This thesis evaluates two linguistic approaches to literary translation. The study examines two Norwegian translations of poetic texts by Leonard Cohen – one song and one poem. The analyses and evaluations are from the point of view of Systemic Functional Grammar and Relevance Theory. The research includes evaluations of the applicability of the two approaches to translation criticism, as well as a comparison of the two translations based on the translator’s choices and intentions.
Results showed that when translating the song, the translator had made sacrifices in semantic representations in order to prioritise prosodic elements (rhyming and rhythm). The translated song had also gone through a cultural filter and undergone changes in situation. The target text was a version rather than a translation of the source text. When translating the poem, however, the translator had aimed for resemblance both on a semantic and pragmatic level. The systemic functional approach made it possible to apply labels to the constituents in the individual clauses in the texts. This helped to identify the translator’s choices and whether the translated texts were functionally equivalent to the source texts. The relevance-theoretic approach made it possible to consider and describe the poetic effects and interpretative resemblance of the translations.
While there were limitations to both theories, they did to some extent complement each other.

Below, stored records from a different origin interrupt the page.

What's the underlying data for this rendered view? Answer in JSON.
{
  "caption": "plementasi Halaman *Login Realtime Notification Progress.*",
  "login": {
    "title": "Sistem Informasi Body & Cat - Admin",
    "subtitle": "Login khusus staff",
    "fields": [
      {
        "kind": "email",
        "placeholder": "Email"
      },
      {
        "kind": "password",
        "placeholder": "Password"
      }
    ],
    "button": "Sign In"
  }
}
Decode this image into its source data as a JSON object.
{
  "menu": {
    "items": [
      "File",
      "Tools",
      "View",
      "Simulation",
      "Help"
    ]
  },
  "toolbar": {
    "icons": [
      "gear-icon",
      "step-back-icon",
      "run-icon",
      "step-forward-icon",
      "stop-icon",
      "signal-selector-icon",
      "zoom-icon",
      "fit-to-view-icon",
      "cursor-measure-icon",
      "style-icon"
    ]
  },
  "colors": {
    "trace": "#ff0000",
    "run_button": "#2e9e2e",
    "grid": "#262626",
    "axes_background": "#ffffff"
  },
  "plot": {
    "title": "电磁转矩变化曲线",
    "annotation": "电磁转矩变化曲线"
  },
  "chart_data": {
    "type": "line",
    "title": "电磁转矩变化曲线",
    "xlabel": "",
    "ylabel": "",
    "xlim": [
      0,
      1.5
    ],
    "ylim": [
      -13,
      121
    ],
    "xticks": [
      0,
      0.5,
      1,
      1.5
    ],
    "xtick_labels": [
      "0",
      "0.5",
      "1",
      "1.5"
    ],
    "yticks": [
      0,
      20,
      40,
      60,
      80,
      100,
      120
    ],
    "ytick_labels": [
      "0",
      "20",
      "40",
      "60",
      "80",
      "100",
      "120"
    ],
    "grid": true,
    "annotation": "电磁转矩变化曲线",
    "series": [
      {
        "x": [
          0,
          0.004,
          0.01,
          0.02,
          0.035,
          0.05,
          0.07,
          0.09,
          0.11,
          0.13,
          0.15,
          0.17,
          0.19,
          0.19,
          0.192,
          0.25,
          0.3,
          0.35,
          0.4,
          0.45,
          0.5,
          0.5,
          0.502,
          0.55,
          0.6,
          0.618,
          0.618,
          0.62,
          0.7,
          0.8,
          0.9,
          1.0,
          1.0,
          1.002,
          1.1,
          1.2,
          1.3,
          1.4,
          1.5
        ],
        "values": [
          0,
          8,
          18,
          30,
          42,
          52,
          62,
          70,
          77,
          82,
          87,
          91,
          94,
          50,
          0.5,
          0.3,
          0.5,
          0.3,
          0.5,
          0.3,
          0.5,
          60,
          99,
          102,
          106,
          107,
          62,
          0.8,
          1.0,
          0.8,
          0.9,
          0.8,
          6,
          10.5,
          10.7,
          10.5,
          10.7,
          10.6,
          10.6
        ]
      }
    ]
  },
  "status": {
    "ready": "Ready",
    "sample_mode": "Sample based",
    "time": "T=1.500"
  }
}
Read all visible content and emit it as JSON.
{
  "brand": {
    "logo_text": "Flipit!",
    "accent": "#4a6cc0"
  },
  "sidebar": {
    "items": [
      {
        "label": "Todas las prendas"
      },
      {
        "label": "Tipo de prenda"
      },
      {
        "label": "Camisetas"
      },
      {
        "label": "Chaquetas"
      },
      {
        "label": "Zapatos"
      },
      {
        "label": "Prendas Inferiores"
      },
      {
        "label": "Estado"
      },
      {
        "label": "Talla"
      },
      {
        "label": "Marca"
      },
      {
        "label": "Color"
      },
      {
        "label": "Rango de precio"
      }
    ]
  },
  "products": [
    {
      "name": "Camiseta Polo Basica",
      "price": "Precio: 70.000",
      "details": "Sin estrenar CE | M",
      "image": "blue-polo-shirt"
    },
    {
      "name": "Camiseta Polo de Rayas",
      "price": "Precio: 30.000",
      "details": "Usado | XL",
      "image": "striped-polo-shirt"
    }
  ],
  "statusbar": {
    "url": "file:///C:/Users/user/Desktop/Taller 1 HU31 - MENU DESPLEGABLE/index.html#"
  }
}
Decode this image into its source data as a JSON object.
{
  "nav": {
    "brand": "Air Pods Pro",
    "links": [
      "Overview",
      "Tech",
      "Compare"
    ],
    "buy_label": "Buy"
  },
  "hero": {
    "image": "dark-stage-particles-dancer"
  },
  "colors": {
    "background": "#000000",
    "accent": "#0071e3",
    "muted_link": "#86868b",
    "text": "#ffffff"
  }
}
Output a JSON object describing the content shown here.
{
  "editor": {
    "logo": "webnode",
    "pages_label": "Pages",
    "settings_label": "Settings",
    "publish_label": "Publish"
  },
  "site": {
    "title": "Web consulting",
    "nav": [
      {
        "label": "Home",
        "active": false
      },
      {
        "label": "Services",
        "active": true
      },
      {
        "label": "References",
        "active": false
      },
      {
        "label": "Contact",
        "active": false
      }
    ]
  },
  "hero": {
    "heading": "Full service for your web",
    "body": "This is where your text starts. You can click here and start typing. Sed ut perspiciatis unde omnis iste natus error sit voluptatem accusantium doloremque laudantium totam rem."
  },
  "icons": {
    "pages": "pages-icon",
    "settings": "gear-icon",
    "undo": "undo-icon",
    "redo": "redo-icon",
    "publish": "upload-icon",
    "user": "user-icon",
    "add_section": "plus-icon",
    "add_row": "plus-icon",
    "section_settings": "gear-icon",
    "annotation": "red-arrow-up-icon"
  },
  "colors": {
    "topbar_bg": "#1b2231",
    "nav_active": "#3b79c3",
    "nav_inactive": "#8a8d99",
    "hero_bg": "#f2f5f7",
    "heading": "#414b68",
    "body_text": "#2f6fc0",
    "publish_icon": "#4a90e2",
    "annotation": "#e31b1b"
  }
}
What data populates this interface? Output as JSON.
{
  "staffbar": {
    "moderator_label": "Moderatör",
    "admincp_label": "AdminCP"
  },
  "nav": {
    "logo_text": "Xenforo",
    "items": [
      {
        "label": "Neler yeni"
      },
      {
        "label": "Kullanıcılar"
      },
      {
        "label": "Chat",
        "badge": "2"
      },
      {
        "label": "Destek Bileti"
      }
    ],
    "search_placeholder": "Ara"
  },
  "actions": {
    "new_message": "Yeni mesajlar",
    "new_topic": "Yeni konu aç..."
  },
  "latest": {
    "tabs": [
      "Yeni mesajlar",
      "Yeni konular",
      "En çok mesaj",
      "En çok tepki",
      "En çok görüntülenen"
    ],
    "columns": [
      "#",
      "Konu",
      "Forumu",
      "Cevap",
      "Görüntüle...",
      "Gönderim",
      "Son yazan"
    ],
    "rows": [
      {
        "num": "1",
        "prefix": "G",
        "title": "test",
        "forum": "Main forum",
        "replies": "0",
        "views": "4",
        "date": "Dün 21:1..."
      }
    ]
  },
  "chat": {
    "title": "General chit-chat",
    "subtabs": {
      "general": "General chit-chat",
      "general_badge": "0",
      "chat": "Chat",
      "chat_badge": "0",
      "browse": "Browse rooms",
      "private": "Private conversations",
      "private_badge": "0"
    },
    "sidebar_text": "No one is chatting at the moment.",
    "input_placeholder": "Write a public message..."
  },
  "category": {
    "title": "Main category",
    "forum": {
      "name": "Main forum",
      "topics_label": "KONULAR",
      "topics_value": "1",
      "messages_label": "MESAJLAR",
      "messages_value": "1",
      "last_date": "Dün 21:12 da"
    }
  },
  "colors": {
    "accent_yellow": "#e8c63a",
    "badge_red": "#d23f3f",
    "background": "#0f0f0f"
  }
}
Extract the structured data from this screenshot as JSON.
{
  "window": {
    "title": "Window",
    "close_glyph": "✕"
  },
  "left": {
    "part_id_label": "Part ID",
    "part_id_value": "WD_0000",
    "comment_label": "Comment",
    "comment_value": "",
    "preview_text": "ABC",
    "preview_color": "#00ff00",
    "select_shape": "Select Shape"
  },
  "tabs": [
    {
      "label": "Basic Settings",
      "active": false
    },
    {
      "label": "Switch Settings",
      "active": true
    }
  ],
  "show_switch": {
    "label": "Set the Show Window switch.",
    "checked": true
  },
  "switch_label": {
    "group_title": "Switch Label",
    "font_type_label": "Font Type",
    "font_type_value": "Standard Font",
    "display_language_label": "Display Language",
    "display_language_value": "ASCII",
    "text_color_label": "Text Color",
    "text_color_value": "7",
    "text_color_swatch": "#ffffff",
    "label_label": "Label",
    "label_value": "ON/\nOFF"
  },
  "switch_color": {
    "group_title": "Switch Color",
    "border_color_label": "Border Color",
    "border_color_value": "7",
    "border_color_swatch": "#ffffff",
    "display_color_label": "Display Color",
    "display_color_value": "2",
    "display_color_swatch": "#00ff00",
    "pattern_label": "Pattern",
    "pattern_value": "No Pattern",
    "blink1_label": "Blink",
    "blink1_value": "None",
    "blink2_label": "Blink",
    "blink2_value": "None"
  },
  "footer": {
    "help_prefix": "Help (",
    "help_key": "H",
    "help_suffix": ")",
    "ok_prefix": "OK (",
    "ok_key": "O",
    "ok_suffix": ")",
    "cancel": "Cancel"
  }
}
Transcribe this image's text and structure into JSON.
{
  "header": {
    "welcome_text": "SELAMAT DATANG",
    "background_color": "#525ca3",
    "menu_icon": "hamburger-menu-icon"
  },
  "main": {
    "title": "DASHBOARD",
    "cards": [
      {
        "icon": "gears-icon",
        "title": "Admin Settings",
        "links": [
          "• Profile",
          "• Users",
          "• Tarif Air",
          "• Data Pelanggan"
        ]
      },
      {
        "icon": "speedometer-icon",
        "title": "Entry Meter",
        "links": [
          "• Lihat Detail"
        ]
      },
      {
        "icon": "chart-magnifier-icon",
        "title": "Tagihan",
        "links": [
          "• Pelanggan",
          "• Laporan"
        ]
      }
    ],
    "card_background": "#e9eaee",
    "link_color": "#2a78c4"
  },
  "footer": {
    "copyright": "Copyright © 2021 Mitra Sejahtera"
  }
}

Systemic Functional Linguistics provided a useful framework for categorising the translator’s semantic choices, while Relevance Theory provided a vocabulary for describing the cognitive effects and poetic value of the translator’s choices.